BMC Plant Biology 2013, 13:6  doi:10.1186/1471-2229-13-6

Published: 7 January 2013

Abstract

Background

The transitions from juvenile to adult and adult to reproductive phases of growth are important stages in the life cycle of plants. The regulators of these transitions include miRNAs, in particular miR156 and miR172 which are part of a regulatory module conserved across the angiosperms. In Arabidopsis miR171 represses differentiation of axillary meristems by repressing expression of SCARECROW-LIKE(SCL) transcription factors, however the role of miR171 has not been examined in other plants.

Results

To investigate the roles of mir171 and its target genes in a monocot, the Hvu pri-miR171a was over-expressed in barley (Hordeum vulgare L. cv. Golden promise) leading to reduced expression of at least one HvSCL gene. The resulting transgenic plants displayed a pleiotropic phenotype which included branching defects, an increased number of short vegetative phytomers and late flowering. These phenotypes appear to be the consequence of changes in the organisation of the shoot meristem. In addition, the data show that miR171 over-expression alters the vegetative to reproductive phase transition by activating the miR156 pathway and repressing the expression of the TRD (THIRD OUTER GLUME) and HvPLA1 (Plastochron1) genes.

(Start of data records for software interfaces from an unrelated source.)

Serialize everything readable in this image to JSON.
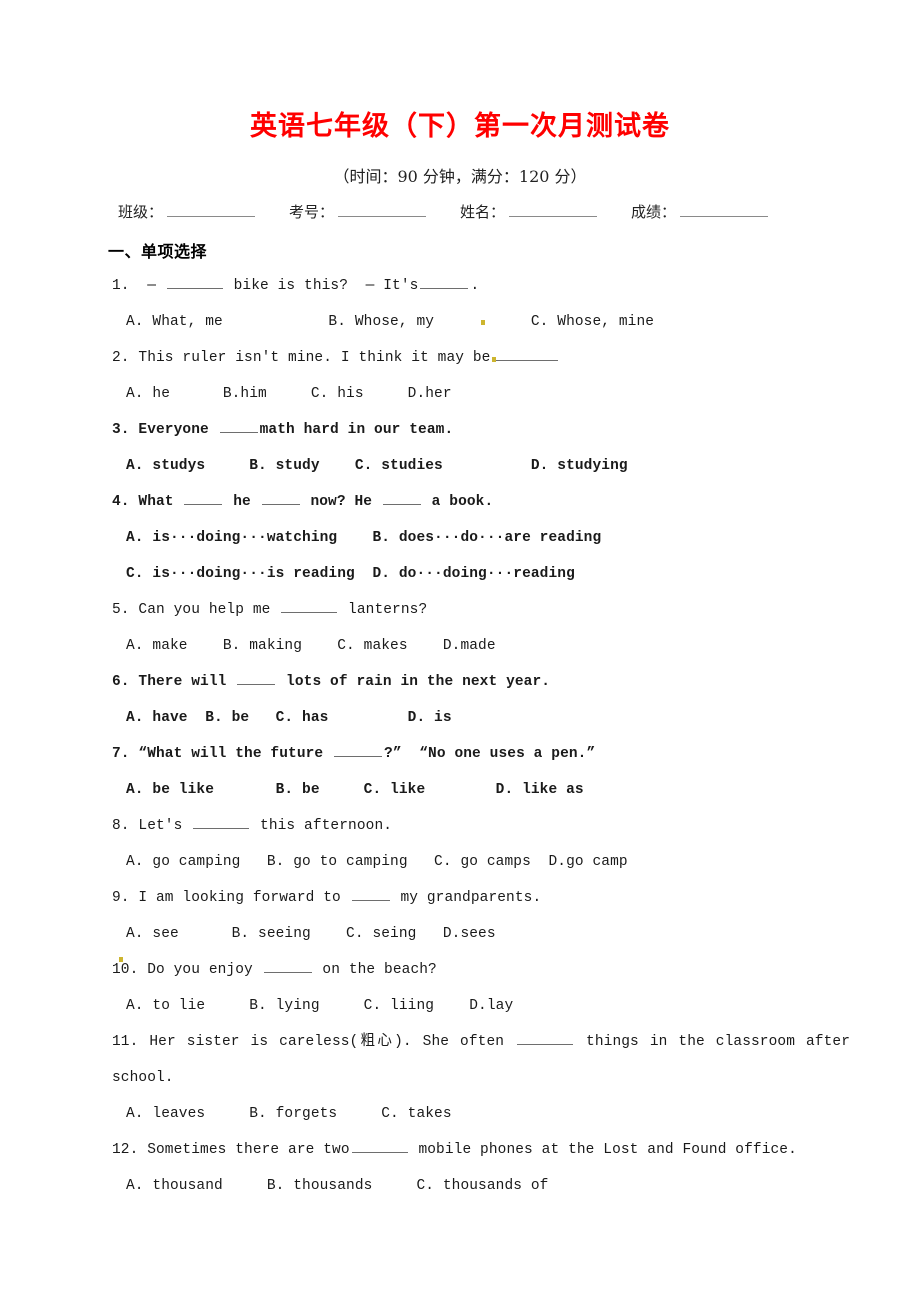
{
  "document": {
    "title": "英语七年级（下）第一次月测试卷",
    "subtitle": "（时间：90 分钟，满分：120 分）",
    "title_color": "#ff0000"
  },
  "info_line": {
    "fields": [
      {
        "label": "班级："
      },
      {
        "label": "考号："
      },
      {
        "label": "姓名："
      },
      {
        "label": "成绩："
      }
    ]
  },
  "section": {
    "heading": "一、单项选择"
  },
  "questions": [
    {
      "number": "1.",
      "stem_before": "1.  — ",
      "stem_after": " bike is this?  — It's",
      "stem_end": ".",
      "options_line": "A. What, me            B. Whose, my           C. Whose, mine",
      "bold": false
    },
    {
      "number": "2.",
      "stem_before": "2. This ruler isn't mine. I think it may be",
      "options_line": "A. he      B.him     C. his     D.her",
      "bold": false
    },
    {
      "number": "3.",
      "stem_before": "3. Everyone ",
      "stem_after": "math hard in our team.",
      "options_line": "A. studys     B. study    C. studies          D. studying",
      "bold": true
    },
    {
      "number": "4.",
      "stem_before": "4. What ",
      "stem_mid1": " he ",
      "stem_mid2": " now? He ",
      "stem_after": " a book.",
      "options_line_1": "A. is···doing···watching    B. does···do···are reading",
      "options_line_2": "C. is···doing···is reading  D. do···doing···reading",
      "bold": true
    },
    {
      "number": "5.",
      "stem_before": "5. Can you help me ",
      "stem_after": " lanterns?",
      "options_line": "A. make    B. making    C. makes    D.made",
      "bold": false
    },
    {
      "number": "6.",
      "stem_before": "6. There will ",
      "stem_after": " lots of rain in the next year.",
      "options_line": "A. have  B. be   C. has         D. is",
      "bold": true
    },
    {
      "number": "7.",
      "stem_before": "7. “What will the future ",
      "stem_after": "?”  “No one uses a pen.”",
      "options_line": "A. be like       B. be     C. like        D. like as",
      "bold": true
    },
    {
      "number": "8.",
      "stem_before": "8. Let's ",
      "stem_after": " this afternoon.",
      "options_line": "A. go camping   B. go to camping   C. go camps  D.go camp",
      "bold": false
    },
    {
      "number": "9.",
      "stem_before": "9. I am looking forward to ",
      "stem_after": " my grandparents.",
      "options_line": "A. see      B. seeing    C. seing   D.sees",
      "bold": false
    },
    {
      "number": "10.",
      "stem_before": "10. Do you enjoy ",
      "stem_after": " on the beach?",
      "options_line": "A. to lie     B. lying     C. liing    D.lay",
      "bold": false
    },
    {
      "number": "11.",
      "stem_before": "11. Her sister is careless(粗心). She often ",
      "stem_after": " things in the classroom after school.",
      "options_line": "A. leaves     B. forgets     C. takes",
      "bold": false
    },
    {
      "number": "12.",
      "stem_before": "12. Sometimes there are two",
      "stem_after": " mobile phones at the Lost and Found office.",
      "options_line": "A. thousand     B. thousands     C. thousands of",
      "bold": false
    }
  ]
}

Conclusions

Our data suggest that some of the roles of miR171 and its target genes that have been determined in Arabidopsis are conserved in barley and that they have additional functions in barley including activation of the miR156 pathway.

Keywords:
Barley; miR171; Scarecrow-like; Phase change; Meristems; Flowering time